**TASK BRIEF**
Would you count the lines in the entries below that contain "Ability"? Reply with the number only.

**SUPPLIED ENTRIES**
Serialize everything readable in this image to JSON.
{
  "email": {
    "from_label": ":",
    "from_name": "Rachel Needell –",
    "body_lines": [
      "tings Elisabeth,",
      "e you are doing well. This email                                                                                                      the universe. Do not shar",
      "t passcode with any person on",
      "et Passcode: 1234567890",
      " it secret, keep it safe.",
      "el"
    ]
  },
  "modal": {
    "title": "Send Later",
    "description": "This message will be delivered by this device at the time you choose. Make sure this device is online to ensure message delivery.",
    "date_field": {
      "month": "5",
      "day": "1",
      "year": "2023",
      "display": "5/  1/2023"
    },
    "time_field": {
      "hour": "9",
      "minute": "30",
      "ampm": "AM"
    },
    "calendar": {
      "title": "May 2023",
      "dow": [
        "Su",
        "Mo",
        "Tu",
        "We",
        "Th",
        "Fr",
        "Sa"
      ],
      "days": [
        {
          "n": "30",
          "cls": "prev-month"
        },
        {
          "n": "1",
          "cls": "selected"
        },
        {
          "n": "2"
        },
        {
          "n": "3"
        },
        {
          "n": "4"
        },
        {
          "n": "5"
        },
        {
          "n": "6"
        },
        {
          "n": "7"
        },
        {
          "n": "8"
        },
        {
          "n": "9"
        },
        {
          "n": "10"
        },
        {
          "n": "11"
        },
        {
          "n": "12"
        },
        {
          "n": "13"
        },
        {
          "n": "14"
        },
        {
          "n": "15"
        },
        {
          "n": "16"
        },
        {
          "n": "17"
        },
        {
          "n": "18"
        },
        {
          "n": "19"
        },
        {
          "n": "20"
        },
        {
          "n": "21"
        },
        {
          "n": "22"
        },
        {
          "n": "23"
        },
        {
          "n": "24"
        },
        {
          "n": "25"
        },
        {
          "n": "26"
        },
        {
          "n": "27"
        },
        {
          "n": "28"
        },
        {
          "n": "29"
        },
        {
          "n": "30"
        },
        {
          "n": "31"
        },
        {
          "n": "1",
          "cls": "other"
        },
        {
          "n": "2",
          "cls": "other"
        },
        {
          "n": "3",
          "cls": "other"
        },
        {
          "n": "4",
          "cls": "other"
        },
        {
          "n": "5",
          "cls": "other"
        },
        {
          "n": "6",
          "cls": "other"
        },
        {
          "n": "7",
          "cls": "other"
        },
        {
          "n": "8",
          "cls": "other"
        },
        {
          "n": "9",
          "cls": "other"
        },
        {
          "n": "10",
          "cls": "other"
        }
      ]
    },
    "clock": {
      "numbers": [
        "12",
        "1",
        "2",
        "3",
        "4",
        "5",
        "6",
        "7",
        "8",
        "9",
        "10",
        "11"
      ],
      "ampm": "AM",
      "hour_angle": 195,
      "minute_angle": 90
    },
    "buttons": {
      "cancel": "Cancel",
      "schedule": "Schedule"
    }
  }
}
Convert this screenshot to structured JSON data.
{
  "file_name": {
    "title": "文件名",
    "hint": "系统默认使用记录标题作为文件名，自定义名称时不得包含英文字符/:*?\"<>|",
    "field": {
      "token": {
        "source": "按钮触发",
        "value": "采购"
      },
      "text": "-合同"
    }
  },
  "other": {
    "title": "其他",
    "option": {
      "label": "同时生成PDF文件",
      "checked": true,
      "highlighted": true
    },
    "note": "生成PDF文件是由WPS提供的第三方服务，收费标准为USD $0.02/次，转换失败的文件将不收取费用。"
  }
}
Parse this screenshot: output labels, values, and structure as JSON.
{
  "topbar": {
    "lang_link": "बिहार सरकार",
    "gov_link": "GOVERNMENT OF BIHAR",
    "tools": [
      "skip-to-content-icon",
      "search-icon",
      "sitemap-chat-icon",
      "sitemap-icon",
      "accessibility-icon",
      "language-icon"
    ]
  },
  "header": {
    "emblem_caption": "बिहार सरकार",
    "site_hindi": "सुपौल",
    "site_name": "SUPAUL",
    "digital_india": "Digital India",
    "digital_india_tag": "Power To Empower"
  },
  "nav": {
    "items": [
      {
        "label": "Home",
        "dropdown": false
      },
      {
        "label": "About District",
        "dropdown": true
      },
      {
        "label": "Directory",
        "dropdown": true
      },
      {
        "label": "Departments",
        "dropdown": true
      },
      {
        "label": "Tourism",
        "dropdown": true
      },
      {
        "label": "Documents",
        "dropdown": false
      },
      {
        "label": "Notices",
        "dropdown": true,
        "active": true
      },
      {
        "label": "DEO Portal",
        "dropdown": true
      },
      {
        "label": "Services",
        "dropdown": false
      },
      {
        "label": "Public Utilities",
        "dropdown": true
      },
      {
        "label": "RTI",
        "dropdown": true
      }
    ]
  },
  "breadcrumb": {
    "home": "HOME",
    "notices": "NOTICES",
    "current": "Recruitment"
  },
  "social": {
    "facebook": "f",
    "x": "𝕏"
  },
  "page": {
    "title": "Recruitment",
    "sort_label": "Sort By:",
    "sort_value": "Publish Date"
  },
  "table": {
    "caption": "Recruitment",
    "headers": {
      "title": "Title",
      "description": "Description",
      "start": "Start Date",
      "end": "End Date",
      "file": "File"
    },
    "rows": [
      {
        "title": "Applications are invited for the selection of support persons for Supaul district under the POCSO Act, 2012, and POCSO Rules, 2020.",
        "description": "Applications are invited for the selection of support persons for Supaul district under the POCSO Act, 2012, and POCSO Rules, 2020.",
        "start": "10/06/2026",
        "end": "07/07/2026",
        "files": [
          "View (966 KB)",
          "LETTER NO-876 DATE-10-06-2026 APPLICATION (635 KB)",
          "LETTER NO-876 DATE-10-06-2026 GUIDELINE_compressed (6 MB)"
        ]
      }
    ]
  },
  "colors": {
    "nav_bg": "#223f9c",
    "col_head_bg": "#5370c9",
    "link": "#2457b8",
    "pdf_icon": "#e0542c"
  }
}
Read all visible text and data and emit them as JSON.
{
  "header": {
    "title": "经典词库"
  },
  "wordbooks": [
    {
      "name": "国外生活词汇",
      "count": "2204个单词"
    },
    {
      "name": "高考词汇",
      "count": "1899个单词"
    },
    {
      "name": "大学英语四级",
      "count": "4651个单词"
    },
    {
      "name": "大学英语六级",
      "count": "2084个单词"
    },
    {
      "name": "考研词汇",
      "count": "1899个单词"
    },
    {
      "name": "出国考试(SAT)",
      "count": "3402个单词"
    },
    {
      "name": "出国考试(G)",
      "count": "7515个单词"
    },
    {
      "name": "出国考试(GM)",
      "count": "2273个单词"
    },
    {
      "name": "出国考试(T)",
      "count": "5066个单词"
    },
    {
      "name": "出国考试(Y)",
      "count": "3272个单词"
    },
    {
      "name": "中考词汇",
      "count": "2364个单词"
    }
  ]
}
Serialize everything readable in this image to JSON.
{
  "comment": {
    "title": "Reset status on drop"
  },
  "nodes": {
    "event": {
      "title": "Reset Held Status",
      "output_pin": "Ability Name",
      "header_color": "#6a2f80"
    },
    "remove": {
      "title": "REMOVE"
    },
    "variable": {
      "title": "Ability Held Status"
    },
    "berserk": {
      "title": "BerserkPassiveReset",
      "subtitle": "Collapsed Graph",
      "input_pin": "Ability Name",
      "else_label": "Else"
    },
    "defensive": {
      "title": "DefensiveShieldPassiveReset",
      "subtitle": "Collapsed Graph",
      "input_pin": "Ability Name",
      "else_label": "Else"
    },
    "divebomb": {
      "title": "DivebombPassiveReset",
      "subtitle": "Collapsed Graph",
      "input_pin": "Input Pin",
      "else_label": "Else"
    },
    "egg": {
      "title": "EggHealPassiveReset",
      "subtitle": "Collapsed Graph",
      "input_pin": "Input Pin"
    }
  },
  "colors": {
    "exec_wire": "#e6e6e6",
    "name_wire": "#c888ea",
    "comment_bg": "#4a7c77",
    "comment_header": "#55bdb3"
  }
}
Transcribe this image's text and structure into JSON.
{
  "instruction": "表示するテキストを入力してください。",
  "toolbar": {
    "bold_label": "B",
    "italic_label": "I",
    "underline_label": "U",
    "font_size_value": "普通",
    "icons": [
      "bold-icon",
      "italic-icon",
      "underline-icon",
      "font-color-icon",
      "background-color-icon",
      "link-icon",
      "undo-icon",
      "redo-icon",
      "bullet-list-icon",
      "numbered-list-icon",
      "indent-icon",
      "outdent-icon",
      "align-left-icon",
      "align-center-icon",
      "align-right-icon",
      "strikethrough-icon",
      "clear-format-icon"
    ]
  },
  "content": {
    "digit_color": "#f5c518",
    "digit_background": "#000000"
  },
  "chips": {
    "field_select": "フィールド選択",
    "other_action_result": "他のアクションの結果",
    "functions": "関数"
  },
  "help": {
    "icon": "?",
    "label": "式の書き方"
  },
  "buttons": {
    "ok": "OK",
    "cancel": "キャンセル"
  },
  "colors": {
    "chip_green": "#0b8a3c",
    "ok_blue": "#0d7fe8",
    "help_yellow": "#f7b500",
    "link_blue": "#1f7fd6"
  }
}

**EXERCISE SOLUTION**
4